● a brush carrier. I use a Cheap Joe's folding carrier but anything that will protect your brushes and not bend the points will work.
● Paint- I use primarily Daniel Smith Artist's watercolors. I do not suggest using student grade paint. The only difference is the amount of pigment used and your work will look much more washed out than mine.There are many manufacturers out there and I have tried most of them. Daniel Smith, Winsor and Newton, Holbein, M. Graham, Rembrandt, are all suitable.
Full Palette (only as a suggestion- we can typically make your colors work. I do use the Quinachridone Orange and Cobalt blue quite a bit)
Quinachridone Burnt Orange or Winsor and Newton's Burnt Sienna.
Sedona or Winsor and Newton's Light Red
Permanent Alizarin Crimson
Greenish Yellow- Holbein
Zinc White (gouache)
Naples Yellow (gouache)
In most cases the colors you already have will work if you have good quality paint. I don't expect you to buy every paint on my palette- if there is a color you have in question please email me.
Any other watercolor materials you generally use. In most cases the materials you already own will work. I would, however, suggest that you have at least one large wash brush one mottler and a pointed detail brush at size 10 or 14.
Michael Holter July 10-13, 2019 ... His workshop this past year was awesome!
"Watercolor Impressions: Faces and Places"
American Impressionist Michael Holter works in both watercolor and oil. He is a signature member of the National Watercolor Society, the Transparent Watercolor Society of Americam and holds memberships in many other watercolor societies. Michael says, "I think of my work as impressionistic. I like to represent people or places and allow the painting to evolve from the structure of what is recognizable. The challenge is to balance the care needed to make the representation interesting? and perhaps believable, with the freedom, looseness and painterly quality that makes painting so unique and expressive."
This four-day workshop is $450.00. Register through PayPal at the button below or send a deposit check of $100 plus the Workshop Registration Form to the Studio.
Joel R. Johnson August 14-17, 2019 Joel was also awesome!
Joel R. Johnson’s paintings reveal his concern for the effects of light on form in terms of color, value, and the subtleties of texture and weight. Through the various layers of transparent pigment a sense of luminosity and depth is achieved.
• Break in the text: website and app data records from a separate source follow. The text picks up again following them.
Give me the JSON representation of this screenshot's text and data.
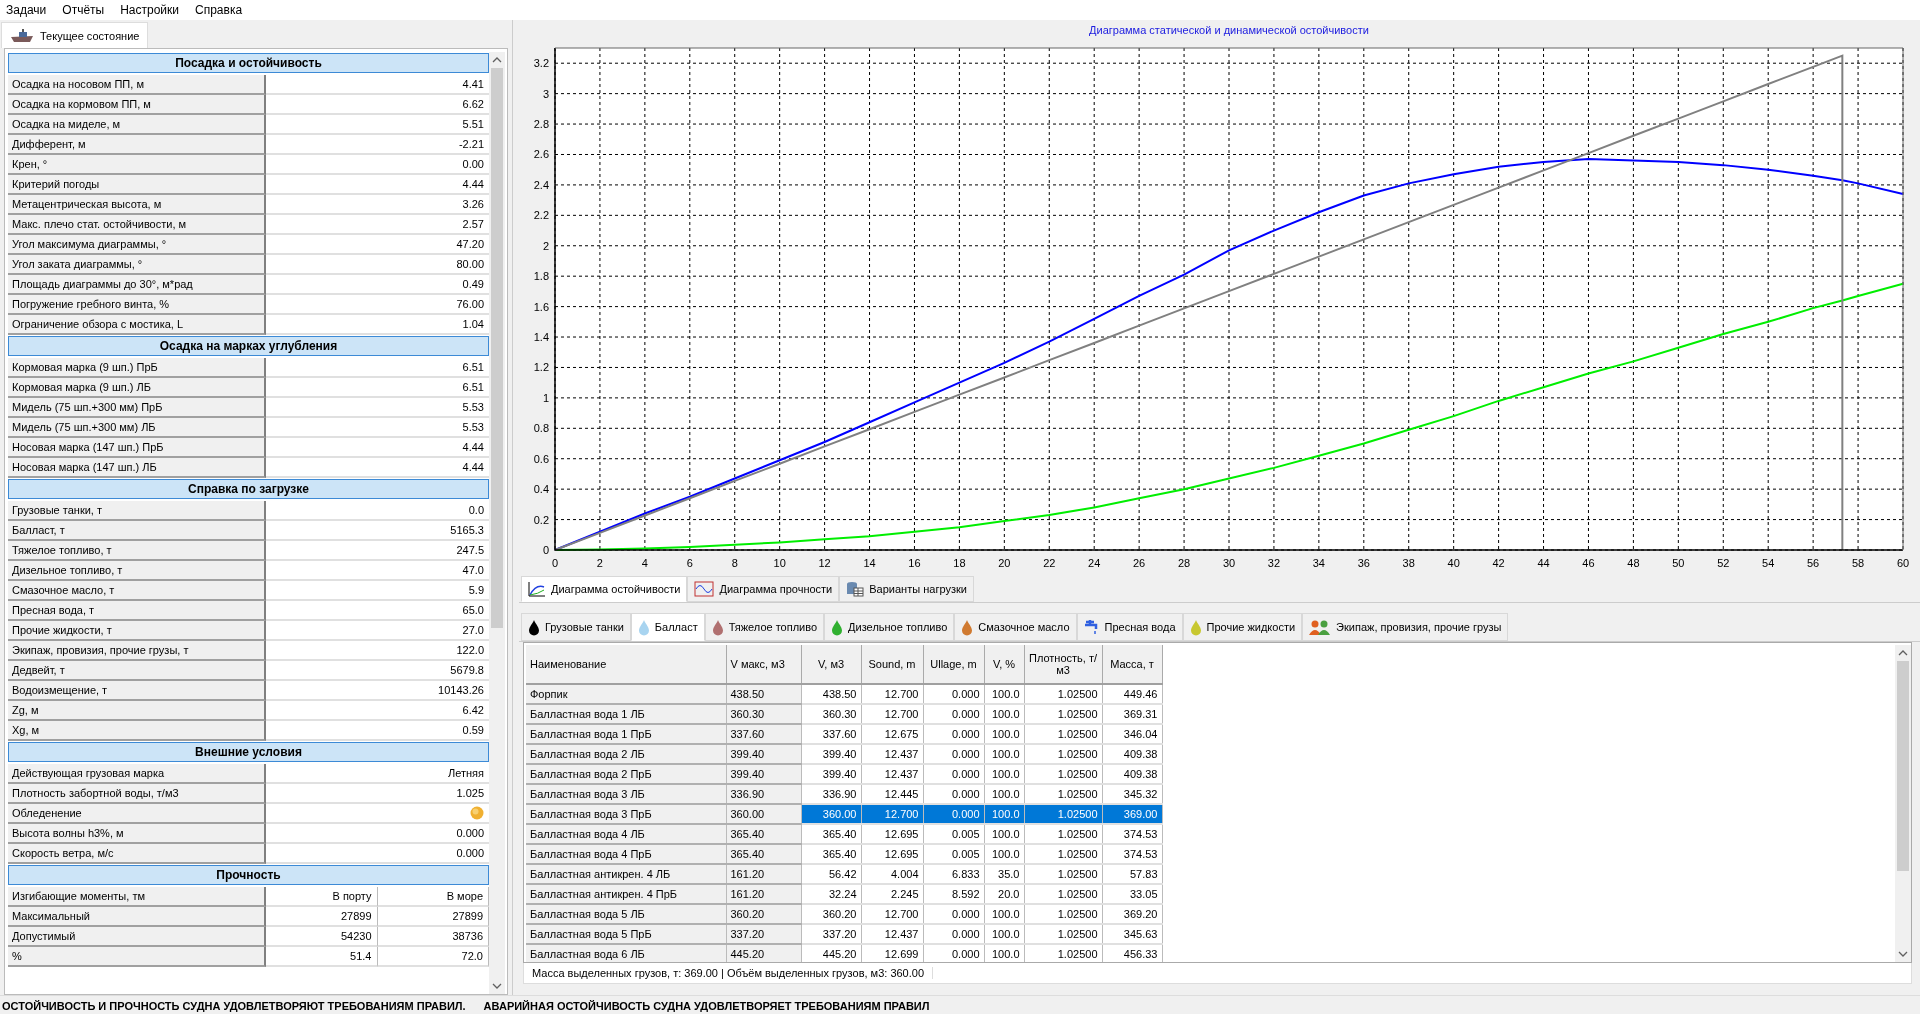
{
  "menu": [
    "Задачи",
    "Отчёты",
    "Настройки",
    "Справка"
  ],
  "left_tab": {
    "label": "Текущее состояние",
    "selected": true
  },
  "sections": [
    {
      "title": "Посадка и остойчивость",
      "kind": "pairs",
      "rows": [
        {
          "label": "Осадка на носовом ПП, м",
          "value": "4.41"
        },
        {
          "label": "Осадка на кормовом ПП, м",
          "value": "6.62"
        },
        {
          "label": "Осадка на миделе, м",
          "value": "5.51"
        },
        {
          "label": "Дифферент, м",
          "value": "-2.21"
        },
        {
          "label": "Крен, °",
          "value": "0.00"
        },
        {
          "label": "Критерий погоды",
          "value": "4.44"
        },
        {
          "label": "Метацентрическая высота, м",
          "value": "3.26"
        },
        {
          "label": "Макс. плечо стат. остойчивости, м",
          "value": "2.57"
        },
        {
          "label": "Угол максимума диаграммы, °",
          "value": "47.20"
        },
        {
          "label": "Угол заката диаграммы,  °",
          "value": "80.00"
        },
        {
          "label": "Площадь диаграммы до 30°, м*рад",
          "value": "0.49"
        },
        {
          "label": "Погружение гребного винта, %",
          "value": "76.00"
        },
        {
          "label": "Ограничение обзора с мостика, L",
          "value": "1.04"
        }
      ]
    },
    {
      "title": "Осадка на марках углубления",
      "kind": "pairs",
      "rows": [
        {
          "label": "Кормовая марка (9 шп.) ПрБ",
          "value": "6.51"
        },
        {
          "label": "Кормовая марка (9 шп.) ЛБ",
          "value": "6.51"
        },
        {
          "label": "Мидель (75 шп.+300 мм) ПрБ",
          "value": "5.53"
        },
        {
          "label": "Мидель (75 шп.+300 мм) ЛБ",
          "value": "5.53"
        },
        {
          "label": "Носовая марка (147 шп.) ПрБ",
          "value": "4.44"
        },
        {
          "label": "Носовая марка (147 шп.) ЛБ",
          "value": "4.44"
        }
      ]
    },
    {
      "title": "Справка по загрузке",
      "kind": "pairs",
      "rows": [
        {
          "label": "Грузовые танки, т",
          "value": "0.0"
        },
        {
          "label": "Балласт, т",
          "value": "5165.3"
        },
        {
          "label": "Тяжелое топливо, т",
          "value": "247.5"
        },
        {
          "label": "Дизельное топливо, т",
          "value": "47.0"
        },
        {
          "label": "Смазочное масло, т",
          "value": "5.9"
        },
        {
          "label": "Пресная вода, т",
          "value": "65.0"
        },
        {
          "label": "Прочие жидкости, т",
          "value": "27.0"
        },
        {
          "label": "Экипаж, провизия, прочие грузы, т",
          "value": "122.0"
        },
        {
          "label": "Дедвейт, т",
          "value": "5679.8"
        },
        {
          "label": "Водоизмещение, т",
          "value": "10143.26"
        },
        {
          "label": "Zg, м",
          "value": "6.42"
        },
        {
          "label": "Xg, м",
          "value": "0.59"
        }
      ]
    },
    {
      "title": "Внешние условия",
      "kind": "pairs",
      "rows": [
        {
          "label": "Действующая грузовая марка",
          "kind": "text",
          "value": "Летняя"
        },
        {
          "label": "Плотность забортной воды, т/м3",
          "kind": "text",
          "value": "1.025"
        },
        {
          "label": "Обледенение",
          "kind": "indicator"
        },
        {
          "label": "Высота волны h3%, м",
          "kind": "text",
          "value": "0.000"
        },
        {
          "label": "Скорость ветра, м/с",
          "kind": "text",
          "value": "0.000"
        }
      ]
    },
    {
      "title": "Прочность",
      "kind": "grid",
      "columns": [
        "Изгибающие моменты, тм",
        "В порту",
        "В море"
      ],
      "rows": [
        {
          "label": "Максимальный",
          "values": [
            "27899",
            "27899"
          ]
        },
        {
          "label": "Допустимый",
          "values": [
            "54230",
            "38736"
          ]
        },
        {
          "label": "%",
          "values": [
            "51.4",
            "72.0"
          ]
        }
      ]
    }
  ],
  "chart": {
    "chart_data": {
      "type": "line",
      "title": "Диаграмма статической и динамической остойчивости",
      "x": [
        0,
        2,
        4,
        6,
        8,
        10,
        12,
        14,
        16,
        18,
        20,
        22,
        24,
        26,
        28,
        30,
        32,
        34,
        36,
        38,
        40,
        42,
        44,
        46,
        48,
        50,
        52,
        54,
        56,
        57.3,
        57.3,
        58,
        60
      ],
      "xlim": [
        0,
        60
      ],
      "ylim": [
        0,
        3.3
      ],
      "grid": true,
      "xticks": [
        0,
        2,
        4,
        6,
        8,
        10,
        12,
        14,
        16,
        18,
        20,
        22,
        24,
        26,
        28,
        30,
        32,
        34,
        36,
        38,
        40,
        42,
        44,
        46,
        48,
        50,
        52,
        54,
        56,
        58,
        60
      ],
      "yticks": [
        0,
        0.2,
        0.4,
        0.6,
        0.8,
        1,
        1.2,
        1.4,
        1.6,
        1.8,
        2,
        2.2,
        2.4,
        2.6,
        2.8,
        3,
        3.2
      ],
      "series": [
        {
          "color": "#0000ff",
          "values": [
            0,
            0.12,
            0.24,
            0.35,
            0.47,
            0.59,
            0.71,
            0.84,
            0.97,
            1.1,
            1.23,
            1.37,
            1.52,
            1.67,
            1.81,
            1.97,
            2.1,
            2.22,
            2.33,
            2.41,
            2.47,
            2.52,
            2.55,
            2.57,
            2.56,
            2.55,
            2.53,
            2.5,
            2.46,
            2.43,
            2.43,
            2.41,
            2.34
          ]
        },
        {
          "color": "#00ee00",
          "values": [
            0,
            0.003,
            0.01,
            0.02,
            0.035,
            0.05,
            0.07,
            0.09,
            0.12,
            0.15,
            0.19,
            0.23,
            0.28,
            0.34,
            0.4,
            0.47,
            0.54,
            0.62,
            0.7,
            0.79,
            0.88,
            0.98,
            1.07,
            1.16,
            1.24,
            1.33,
            1.42,
            1.5,
            1.59,
            1.64,
            1.64,
            1.67,
            1.75
          ]
        },
        {
          "color": "#808080",
          "values": [
            0,
            0.113,
            0.227,
            0.34,
            0.454,
            0.567,
            0.681,
            0.794,
            0.908,
            1.021,
            1.134,
            1.248,
            1.361,
            1.475,
            1.588,
            1.702,
            1.815,
            1.929,
            2.042,
            2.155,
            2.269,
            2.382,
            2.496,
            2.609,
            2.723,
            2.836,
            2.949,
            3.063,
            3.176,
            3.25,
            0,
            null,
            null
          ]
        }
      ]
    }
  },
  "chart_tabs": [
    {
      "label": "Диаграмма остойчивости",
      "selected": true,
      "kind": "stability"
    },
    {
      "label": "Диаграмма прочности",
      "selected": false,
      "kind": "strength"
    },
    {
      "label": "Варианты нагрузки",
      "selected": false,
      "kind": "variants"
    }
  ],
  "fuel_tabs": [
    {
      "label": "Грузовые танки",
      "selected": false,
      "kind": "drop",
      "color": "#000000"
    },
    {
      "label": "Балласт",
      "selected": true,
      "kind": "drop",
      "color": "#a8d4f0"
    },
    {
      "label": "Тяжелое топливо",
      "selected": false,
      "kind": "drop",
      "color": "#b07070"
    },
    {
      "label": "Дизельное топливо",
      "selected": false,
      "kind": "drop",
      "color": "#30b030"
    },
    {
      "label": "Смазочное масло",
      "selected": false,
      "kind": "drop",
      "color": "#d07a30"
    },
    {
      "label": "Пресная вода",
      "selected": false,
      "kind": "tap",
      "color": "#3060e0"
    },
    {
      "label": "Прочие жидкости",
      "selected": false,
      "kind": "drop",
      "color": "#c8c830"
    },
    {
      "label": "Экипаж, провизия, прочие грузы",
      "selected": false,
      "kind": "people",
      "color": "#e06020"
    }
  ],
  "table": {
    "columns": [
      "Наименование",
      "V макс, м3",
      "V, м3",
      "Sound, m",
      "Ullage, m",
      "V, %",
      "Плотность, т/м3",
      "Масса, т"
    ],
    "rows": [
      {
        "selected": false,
        "cells": [
          "Форпик",
          "438.50",
          "438.50",
          "12.700",
          "0.000",
          "100.0",
          "1.02500",
          "449.46"
        ]
      },
      {
        "selected": false,
        "cells": [
          "Балластная вода 1 ЛБ",
          "360.30",
          "360.30",
          "12.700",
          "0.000",
          "100.0",
          "1.02500",
          "369.31"
        ]
      },
      {
        "selected": false,
        "cells": [
          "Балластная вода 1 ПрБ",
          "337.60",
          "337.60",
          "12.675",
          "0.000",
          "100.0",
          "1.02500",
          "346.04"
        ]
      },
      {
        "selected": false,
        "cells": [
          "Балластная вода 2 ЛБ",
          "399.40",
          "399.40",
          "12.437",
          "0.000",
          "100.0",
          "1.02500",
          "409.38"
        ]
      },
      {
        "selected": false,
        "cells": [
          "Балластная вода 2 ПрБ",
          "399.40",
          "399.40",
          "12.437",
          "0.000",
          "100.0",
          "1.02500",
          "409.38"
        ]
      },
      {
        "selected": false,
        "cells": [
          "Балластная вода 3 ЛБ",
          "336.90",
          "336.90",
          "12.445",
          "0.000",
          "100.0",
          "1.02500",
          "345.32"
        ]
      },
      {
        "selected": true,
        "cells": [
          "Балластная вода 3 ПрБ",
          "360.00",
          "360.00",
          "12.700",
          "0.000",
          "100.0",
          "1.02500",
          "369.00"
        ]
      },
      {
        "selected": false,
        "cells": [
          "Балластная вода 4 ЛБ",
          "365.40",
          "365.40",
          "12.695",
          "0.005",
          "100.0",
          "1.02500",
          "374.53"
        ]
      },
      {
        "selected": false,
        "cells": [
          "Балластная вода 4 ПрБ",
          "365.40",
          "365.40",
          "12.695",
          "0.005",
          "100.0",
          "1.02500",
          "374.53"
        ]
      },
      {
        "selected": false,
        "cells": [
          "Балластная антикрен. 4 ЛБ",
          "161.20",
          "56.42",
          "4.004",
          "6.833",
          "35.0",
          "1.02500",
          "57.83"
        ]
      },
      {
        "selected": false,
        "cells": [
          "Балластная антикрен. 4 ПрБ",
          "161.20",
          "32.24",
          "2.245",
          "8.592",
          "20.0",
          "1.02500",
          "33.05"
        ]
      },
      {
        "selected": false,
        "cells": [
          "Балластная вода 5 ЛБ",
          "360.20",
          "360.20",
          "12.700",
          "0.000",
          "100.0",
          "1.02500",
          "369.20"
        ]
      },
      {
        "selected": false,
        "cells": [
          "Балластная вода 5 ПрБ",
          "337.20",
          "337.20",
          "12.437",
          "0.000",
          "100.0",
          "1.02500",
          "345.63"
        ]
      },
      {
        "selected": false,
        "cells": [
          "Балластная вода 6 ЛБ",
          "445.20",
          "445.20",
          "12.699",
          "0.000",
          "100.0",
          "1.02500",
          "456.33"
        ]
      }
    ]
  },
  "summary": "Масса выделенных грузов, т: 369.00 | Объём выделенных грузов, м3: 360.00",
  "status": [
    "ОСТОЙЧИВОСТЬ И ПРОЧНОСТЬ СУДНА УДОВЛЕТВОРЯЮТ ТРЕБОВАНИЯМ ПРАВИЛ.",
    "АВАРИЙНАЯ ОСТОЙЧИВОСТЬ СУДНА УДОВЛЕТВОРЯЕТ ТРЕБОВАНИЯМ ПРАВИЛ"
  ]
}
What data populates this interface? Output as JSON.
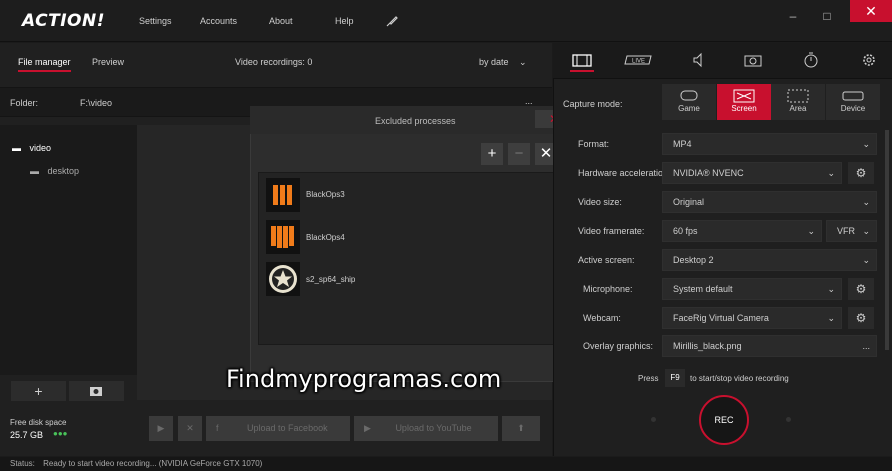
{
  "app": {
    "logo": "ACTION!"
  },
  "menu": [
    "Settings",
    "Accounts",
    "About",
    "Help"
  ],
  "window": {
    "minimize": "–",
    "maximize": "□",
    "close": "✕"
  },
  "left": {
    "tabs": [
      "File manager",
      "Preview"
    ],
    "recordings_label": "Video recordings: 0",
    "sort": "by date",
    "folder_label": "Folder:",
    "folder_path": "F:\\video",
    "tree": [
      "video",
      "desktop"
    ],
    "free_disk_label": "Free disk space",
    "free_disk_value": "25.7 GB",
    "upload_facebook": "Upload to Facebook",
    "upload_youtube": "Upload to YouTube"
  },
  "dialog": {
    "title": "Excluded processes",
    "processes": [
      "BlackOps3",
      "BlackOps4",
      "s2_sp64_ship"
    ]
  },
  "right": {
    "capture_mode_label": "Capture mode:",
    "modes": [
      "Game",
      "Screen",
      "Area",
      "Device"
    ],
    "rows": [
      {
        "label": "Format:",
        "value": "MP4"
      },
      {
        "label": "Hardware acceleration:",
        "value": "NVIDIA® NVENC"
      },
      {
        "label": "Video size:",
        "value": "Original"
      },
      {
        "label": "Video framerate:",
        "value": "60 fps",
        "extra": "VFR"
      },
      {
        "label": "Active screen:",
        "value": "Desktop 2"
      },
      {
        "label": "Microphone:",
        "value": "System default"
      },
      {
        "label": "Webcam:",
        "value": "FaceRig Virtual Camera"
      },
      {
        "label": "Overlay graphics:",
        "value": "Mirillis_black.png"
      }
    ],
    "press_label": "Press",
    "hotkey": "F9",
    "hotkey_hint": "to start/stop video recording",
    "rec_label": "REC"
  },
  "status": {
    "label": "Status:",
    "text": "Ready to start video recording... (NVIDIA GeForce GTX 1070)"
  },
  "watermark": "Findmyprogramas.com",
  "colors": {
    "accent": "#c8102e"
  }
}
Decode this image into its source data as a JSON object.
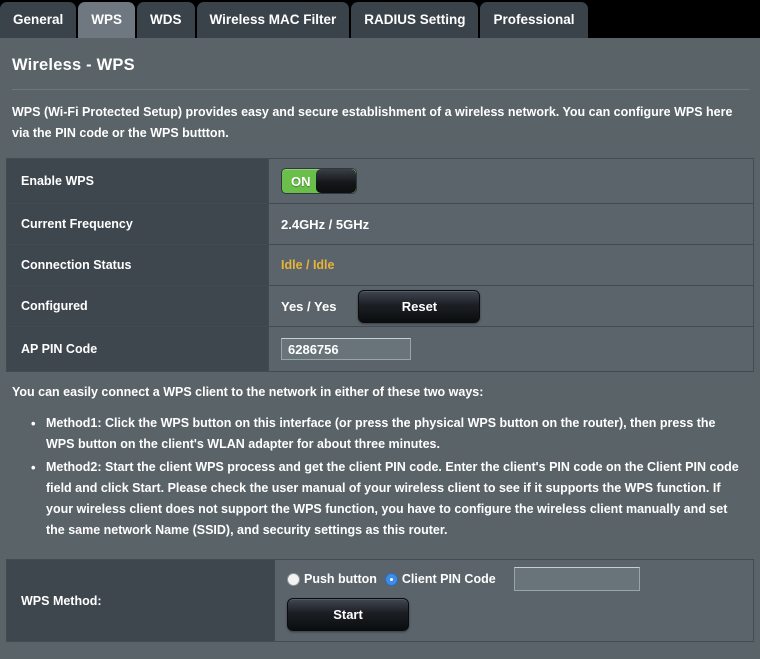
{
  "tabs": [
    {
      "label": "General",
      "active": false
    },
    {
      "label": "WPS",
      "active": true
    },
    {
      "label": "WDS",
      "active": false
    },
    {
      "label": "Wireless MAC Filter",
      "active": false
    },
    {
      "label": "RADIUS Setting",
      "active": false
    },
    {
      "label": "Professional",
      "active": false
    }
  ],
  "page": {
    "title": "Wireless - WPS",
    "description": "WPS (Wi-Fi Protected Setup) provides easy and secure establishment of a wireless network. You can configure WPS here via the PIN code or the WPS buttton."
  },
  "settings": {
    "enable_wps": {
      "label": "Enable WPS",
      "toggle_state": "ON"
    },
    "current_frequency": {
      "label": "Current Frequency",
      "value": "2.4GHz / 5GHz"
    },
    "connection_status": {
      "label": "Connection Status",
      "value": "Idle / Idle"
    },
    "configured": {
      "label": "Configured",
      "value": "Yes / Yes",
      "reset_label": "Reset"
    },
    "ap_pin_code": {
      "label": "AP PIN Code",
      "value": "6286756",
      "placeholder": ""
    }
  },
  "methods": {
    "intro": "You can easily connect a WPS client to the network in either of these two ways:",
    "items": [
      "Method1: Click the WPS button on this interface (or press the physical WPS button on the router), then press the WPS button on the client's WLAN adapter for about three minutes.",
      "Method2: Start the client WPS process and get the client PIN code. Enter the client's PIN code on the Client PIN code field and click Start. Please check the user manual of your wireless client to see if it supports the WPS function. If your wireless client does not support the WPS function, you have to configure the wireless client manually and set the same network Name (SSID), and security settings as this router."
    ]
  },
  "wps_method": {
    "label": "WPS Method:",
    "options": [
      {
        "label": "Push button",
        "selected": false
      },
      {
        "label": "Client PIN Code",
        "selected": true
      }
    ],
    "client_pin_value": "",
    "client_pin_placeholder": "",
    "start_label": "Start"
  },
  "colors": {
    "page_background": "#5a6368",
    "tabbar_background": "#000000",
    "tab_inactive": "#3a424a",
    "tab_active": "#6f7780",
    "label_cell": "#3e464e",
    "value_cell": "#5a646a",
    "toggle_on": "#6abf4b",
    "status_text": "#e8b33b",
    "radio_selected": "#3c8ce8"
  }
}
The design of space – shape relationships create a personal viewpoint that transports the viewer into the mind’s eye of the artist and hopefully allows the painting to speak and be felt contributed to his development as an artist.
Register today! Spaces are limited! Registration can be made by paying a $100 non-refundable deposit through PayPal on our secure site, or by downloading and printing the Workshop Registration Form and mailing it to the Studio with a check for $100.00.
Four days of workshop time plus catered lunches is $425.
I am still painting at home! Just let me know if you want to conversation!